Dataset entries ::
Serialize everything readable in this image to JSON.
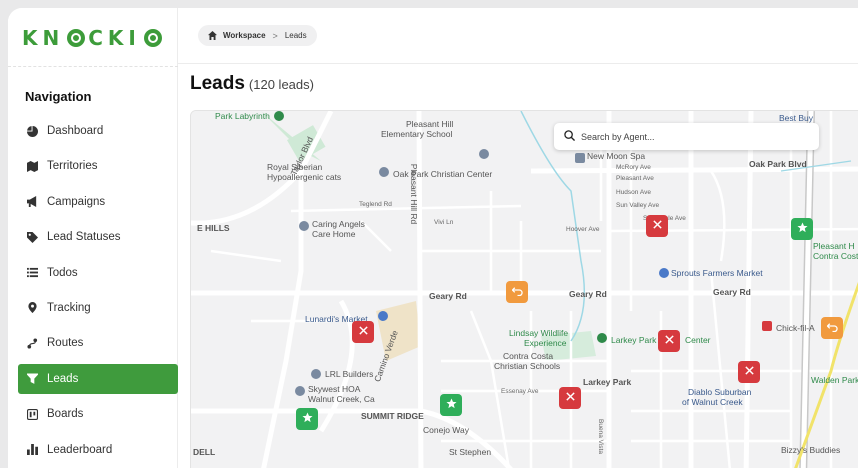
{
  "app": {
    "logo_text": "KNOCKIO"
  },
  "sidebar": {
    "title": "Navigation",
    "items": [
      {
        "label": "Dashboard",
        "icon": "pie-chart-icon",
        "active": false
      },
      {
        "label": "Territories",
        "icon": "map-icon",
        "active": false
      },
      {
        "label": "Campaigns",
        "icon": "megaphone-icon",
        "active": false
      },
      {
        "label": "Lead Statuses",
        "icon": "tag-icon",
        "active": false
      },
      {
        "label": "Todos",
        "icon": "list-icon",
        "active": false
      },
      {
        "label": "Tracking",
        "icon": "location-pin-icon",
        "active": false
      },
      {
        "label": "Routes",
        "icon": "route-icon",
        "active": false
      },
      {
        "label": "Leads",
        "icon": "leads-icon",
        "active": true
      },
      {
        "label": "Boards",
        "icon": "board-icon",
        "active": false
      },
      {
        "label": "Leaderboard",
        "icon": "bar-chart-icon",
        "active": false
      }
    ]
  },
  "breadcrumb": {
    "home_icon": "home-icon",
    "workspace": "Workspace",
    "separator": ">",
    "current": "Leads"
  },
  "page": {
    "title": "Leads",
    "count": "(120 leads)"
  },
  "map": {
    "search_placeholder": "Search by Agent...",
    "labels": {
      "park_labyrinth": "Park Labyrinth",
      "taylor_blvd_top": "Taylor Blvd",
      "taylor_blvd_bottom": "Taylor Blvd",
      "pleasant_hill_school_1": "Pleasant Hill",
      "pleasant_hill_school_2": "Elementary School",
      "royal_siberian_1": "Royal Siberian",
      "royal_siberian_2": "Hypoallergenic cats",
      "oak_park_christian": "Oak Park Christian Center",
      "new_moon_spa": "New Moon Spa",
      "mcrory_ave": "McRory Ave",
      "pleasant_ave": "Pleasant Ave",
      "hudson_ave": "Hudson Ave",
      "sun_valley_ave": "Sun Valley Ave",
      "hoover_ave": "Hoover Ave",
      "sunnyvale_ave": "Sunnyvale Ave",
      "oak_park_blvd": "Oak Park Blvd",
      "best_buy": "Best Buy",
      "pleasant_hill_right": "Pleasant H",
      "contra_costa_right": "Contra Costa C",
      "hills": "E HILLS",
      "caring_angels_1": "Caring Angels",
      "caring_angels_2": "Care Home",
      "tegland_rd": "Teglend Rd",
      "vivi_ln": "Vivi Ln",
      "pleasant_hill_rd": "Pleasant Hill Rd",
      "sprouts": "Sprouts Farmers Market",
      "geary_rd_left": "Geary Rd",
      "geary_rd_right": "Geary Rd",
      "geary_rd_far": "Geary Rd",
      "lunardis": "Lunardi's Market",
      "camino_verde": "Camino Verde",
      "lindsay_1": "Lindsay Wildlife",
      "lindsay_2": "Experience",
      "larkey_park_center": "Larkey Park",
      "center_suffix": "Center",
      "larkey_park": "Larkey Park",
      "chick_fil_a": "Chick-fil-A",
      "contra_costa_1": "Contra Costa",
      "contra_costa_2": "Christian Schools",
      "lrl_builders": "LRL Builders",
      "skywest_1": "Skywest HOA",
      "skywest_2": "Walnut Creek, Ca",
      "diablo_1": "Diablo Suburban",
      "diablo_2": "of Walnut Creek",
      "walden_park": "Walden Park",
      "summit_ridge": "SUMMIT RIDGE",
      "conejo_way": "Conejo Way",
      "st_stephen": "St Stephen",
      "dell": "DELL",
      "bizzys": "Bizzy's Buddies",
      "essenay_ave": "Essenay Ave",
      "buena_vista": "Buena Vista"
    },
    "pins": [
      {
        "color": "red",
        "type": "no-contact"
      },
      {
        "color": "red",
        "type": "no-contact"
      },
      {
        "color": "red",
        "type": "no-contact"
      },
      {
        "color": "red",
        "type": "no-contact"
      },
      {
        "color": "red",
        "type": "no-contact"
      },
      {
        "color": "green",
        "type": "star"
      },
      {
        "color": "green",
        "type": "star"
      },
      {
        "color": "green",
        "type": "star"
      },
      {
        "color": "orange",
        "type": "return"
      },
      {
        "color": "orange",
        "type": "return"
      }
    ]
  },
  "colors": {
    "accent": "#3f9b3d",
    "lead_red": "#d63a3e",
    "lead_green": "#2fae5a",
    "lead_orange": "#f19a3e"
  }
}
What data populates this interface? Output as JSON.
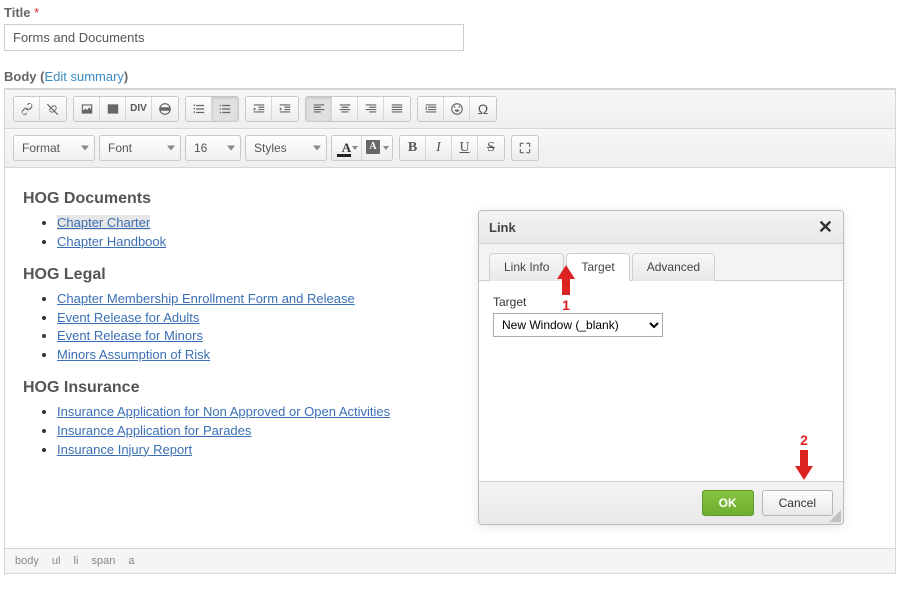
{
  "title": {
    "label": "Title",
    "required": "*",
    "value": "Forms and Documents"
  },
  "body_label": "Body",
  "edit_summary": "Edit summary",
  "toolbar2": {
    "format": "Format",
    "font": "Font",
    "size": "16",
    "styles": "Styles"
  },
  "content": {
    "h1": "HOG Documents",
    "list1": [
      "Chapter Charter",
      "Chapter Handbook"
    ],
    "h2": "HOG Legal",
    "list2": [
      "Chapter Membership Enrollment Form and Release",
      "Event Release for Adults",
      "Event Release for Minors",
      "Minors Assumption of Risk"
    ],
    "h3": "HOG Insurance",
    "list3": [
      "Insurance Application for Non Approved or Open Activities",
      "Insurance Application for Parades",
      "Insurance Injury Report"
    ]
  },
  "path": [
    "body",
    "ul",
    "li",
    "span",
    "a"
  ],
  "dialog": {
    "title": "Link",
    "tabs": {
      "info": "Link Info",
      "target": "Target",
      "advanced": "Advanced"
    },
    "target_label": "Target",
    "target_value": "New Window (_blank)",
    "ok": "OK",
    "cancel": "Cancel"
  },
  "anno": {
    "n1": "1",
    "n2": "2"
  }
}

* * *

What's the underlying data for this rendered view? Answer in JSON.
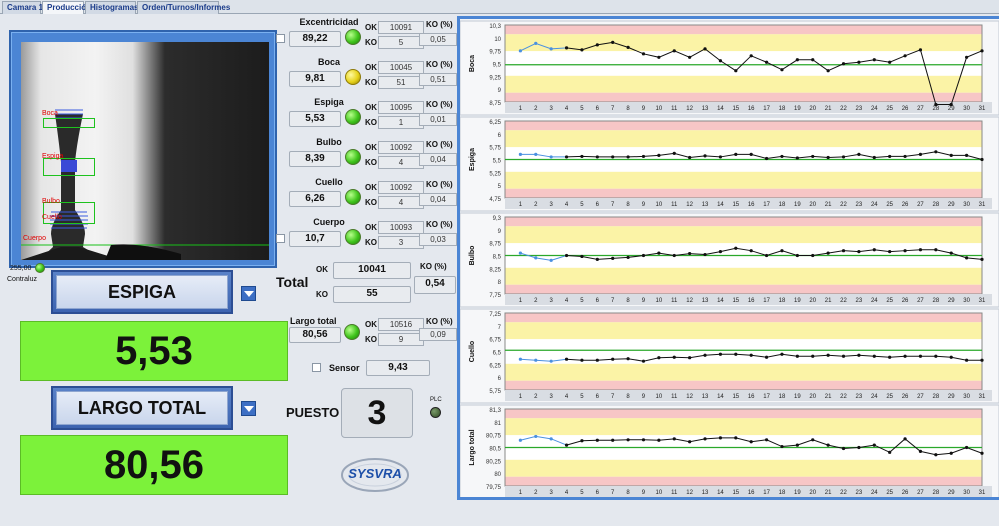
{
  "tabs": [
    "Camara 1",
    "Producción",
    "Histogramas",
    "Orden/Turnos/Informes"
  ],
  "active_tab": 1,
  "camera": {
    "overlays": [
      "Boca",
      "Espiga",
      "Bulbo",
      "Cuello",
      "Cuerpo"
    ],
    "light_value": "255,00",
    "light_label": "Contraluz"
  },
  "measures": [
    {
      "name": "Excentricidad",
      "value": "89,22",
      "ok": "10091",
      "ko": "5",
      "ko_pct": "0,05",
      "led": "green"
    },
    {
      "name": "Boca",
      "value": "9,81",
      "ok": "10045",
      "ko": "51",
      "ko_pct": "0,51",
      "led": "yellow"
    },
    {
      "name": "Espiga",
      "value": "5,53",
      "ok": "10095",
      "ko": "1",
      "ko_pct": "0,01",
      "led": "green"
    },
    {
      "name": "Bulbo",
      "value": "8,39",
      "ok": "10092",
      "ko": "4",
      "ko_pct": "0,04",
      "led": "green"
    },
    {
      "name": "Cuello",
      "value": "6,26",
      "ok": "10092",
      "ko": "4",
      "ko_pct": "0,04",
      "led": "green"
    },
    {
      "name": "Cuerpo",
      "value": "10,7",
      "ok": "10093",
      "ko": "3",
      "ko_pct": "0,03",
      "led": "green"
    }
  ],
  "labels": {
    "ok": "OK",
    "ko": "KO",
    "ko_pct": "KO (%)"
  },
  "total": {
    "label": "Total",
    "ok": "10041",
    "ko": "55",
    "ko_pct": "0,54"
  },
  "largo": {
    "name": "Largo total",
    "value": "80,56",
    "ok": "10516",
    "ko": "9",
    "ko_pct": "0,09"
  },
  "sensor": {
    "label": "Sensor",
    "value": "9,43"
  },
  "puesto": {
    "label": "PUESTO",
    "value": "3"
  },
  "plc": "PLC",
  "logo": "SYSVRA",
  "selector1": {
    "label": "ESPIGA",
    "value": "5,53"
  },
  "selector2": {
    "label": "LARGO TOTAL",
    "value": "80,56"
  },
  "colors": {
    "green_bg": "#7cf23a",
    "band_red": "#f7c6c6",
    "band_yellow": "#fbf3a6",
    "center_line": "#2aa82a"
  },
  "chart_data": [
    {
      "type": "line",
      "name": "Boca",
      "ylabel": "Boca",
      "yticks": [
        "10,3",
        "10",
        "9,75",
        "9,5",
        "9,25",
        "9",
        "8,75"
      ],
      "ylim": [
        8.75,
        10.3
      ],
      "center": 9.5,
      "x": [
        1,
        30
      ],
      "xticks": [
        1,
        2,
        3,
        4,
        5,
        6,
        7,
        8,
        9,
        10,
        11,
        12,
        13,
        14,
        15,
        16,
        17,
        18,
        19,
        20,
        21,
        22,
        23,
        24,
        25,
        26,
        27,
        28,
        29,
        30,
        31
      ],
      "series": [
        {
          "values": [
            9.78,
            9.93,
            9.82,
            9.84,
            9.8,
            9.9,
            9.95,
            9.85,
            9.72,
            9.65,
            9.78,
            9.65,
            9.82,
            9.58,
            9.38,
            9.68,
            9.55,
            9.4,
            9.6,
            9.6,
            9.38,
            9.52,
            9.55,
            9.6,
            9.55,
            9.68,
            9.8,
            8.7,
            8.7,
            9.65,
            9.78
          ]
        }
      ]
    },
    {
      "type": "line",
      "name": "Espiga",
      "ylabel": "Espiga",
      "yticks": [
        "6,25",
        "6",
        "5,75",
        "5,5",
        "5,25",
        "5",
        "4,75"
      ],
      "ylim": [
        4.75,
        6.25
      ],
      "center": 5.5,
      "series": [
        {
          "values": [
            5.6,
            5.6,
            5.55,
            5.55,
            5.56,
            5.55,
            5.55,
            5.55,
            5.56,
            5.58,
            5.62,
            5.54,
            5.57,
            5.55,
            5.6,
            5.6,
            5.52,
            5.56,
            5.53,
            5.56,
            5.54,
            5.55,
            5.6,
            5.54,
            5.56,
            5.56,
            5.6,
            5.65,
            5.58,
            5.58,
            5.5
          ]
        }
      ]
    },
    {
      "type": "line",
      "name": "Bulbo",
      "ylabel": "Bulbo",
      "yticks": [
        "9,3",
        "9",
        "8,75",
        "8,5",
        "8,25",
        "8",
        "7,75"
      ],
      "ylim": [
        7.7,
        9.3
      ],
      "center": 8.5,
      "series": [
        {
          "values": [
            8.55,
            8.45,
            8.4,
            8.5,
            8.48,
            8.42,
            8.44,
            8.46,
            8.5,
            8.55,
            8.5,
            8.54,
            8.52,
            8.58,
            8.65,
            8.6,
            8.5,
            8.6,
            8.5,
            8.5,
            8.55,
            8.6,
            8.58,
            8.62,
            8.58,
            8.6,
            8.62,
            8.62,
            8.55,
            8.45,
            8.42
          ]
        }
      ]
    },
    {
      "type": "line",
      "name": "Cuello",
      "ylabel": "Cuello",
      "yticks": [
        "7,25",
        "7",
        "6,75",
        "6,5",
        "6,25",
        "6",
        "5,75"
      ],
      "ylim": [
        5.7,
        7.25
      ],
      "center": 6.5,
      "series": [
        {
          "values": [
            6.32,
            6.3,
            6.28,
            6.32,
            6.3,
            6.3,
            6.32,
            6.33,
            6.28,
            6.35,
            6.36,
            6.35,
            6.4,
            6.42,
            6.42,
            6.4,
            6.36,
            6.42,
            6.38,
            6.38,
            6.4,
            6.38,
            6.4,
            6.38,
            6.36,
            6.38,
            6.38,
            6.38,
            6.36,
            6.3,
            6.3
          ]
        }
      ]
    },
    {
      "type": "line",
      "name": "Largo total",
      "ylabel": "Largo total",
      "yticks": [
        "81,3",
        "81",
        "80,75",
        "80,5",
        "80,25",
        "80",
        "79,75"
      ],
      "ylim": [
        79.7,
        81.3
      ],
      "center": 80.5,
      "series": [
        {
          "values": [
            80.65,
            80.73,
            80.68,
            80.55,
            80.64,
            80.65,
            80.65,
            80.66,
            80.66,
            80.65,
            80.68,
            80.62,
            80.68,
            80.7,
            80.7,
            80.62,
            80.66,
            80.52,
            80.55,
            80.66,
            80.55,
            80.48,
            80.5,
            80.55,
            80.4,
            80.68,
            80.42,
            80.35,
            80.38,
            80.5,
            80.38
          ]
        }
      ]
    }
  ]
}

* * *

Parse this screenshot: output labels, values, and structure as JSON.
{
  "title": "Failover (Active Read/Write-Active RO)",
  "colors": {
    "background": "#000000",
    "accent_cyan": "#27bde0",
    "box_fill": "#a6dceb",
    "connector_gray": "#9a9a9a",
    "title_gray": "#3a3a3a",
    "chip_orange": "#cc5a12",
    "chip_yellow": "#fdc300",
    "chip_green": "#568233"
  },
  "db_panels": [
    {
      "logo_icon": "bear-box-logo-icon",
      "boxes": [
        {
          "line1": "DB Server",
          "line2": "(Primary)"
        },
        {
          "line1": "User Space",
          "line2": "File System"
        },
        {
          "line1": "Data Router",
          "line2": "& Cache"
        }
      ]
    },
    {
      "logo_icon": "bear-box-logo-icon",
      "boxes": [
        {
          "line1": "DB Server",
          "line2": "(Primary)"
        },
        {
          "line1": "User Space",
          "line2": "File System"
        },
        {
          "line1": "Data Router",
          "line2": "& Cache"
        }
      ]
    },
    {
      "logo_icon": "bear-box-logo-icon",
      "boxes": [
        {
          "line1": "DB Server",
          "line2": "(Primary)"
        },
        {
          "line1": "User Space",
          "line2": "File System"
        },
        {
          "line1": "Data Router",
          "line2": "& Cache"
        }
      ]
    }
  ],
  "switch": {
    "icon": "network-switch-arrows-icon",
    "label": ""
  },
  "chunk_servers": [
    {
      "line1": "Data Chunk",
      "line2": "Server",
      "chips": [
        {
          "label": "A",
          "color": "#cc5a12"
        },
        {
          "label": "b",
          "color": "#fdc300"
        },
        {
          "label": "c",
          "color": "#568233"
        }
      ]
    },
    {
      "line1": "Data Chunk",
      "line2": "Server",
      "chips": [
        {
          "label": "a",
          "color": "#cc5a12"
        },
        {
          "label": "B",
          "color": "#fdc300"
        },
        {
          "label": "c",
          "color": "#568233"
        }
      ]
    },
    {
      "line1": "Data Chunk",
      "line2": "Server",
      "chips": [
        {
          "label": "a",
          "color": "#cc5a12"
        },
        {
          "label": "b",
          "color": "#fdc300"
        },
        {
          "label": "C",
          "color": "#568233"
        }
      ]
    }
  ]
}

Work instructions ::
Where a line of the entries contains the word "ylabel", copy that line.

Response ::
      "ylabel": "Boca",
      "ylabel": "Espiga",
      "ylabel": "Bulbo",
      "ylabel": "Cuello",
      "ylabel": "Largo total",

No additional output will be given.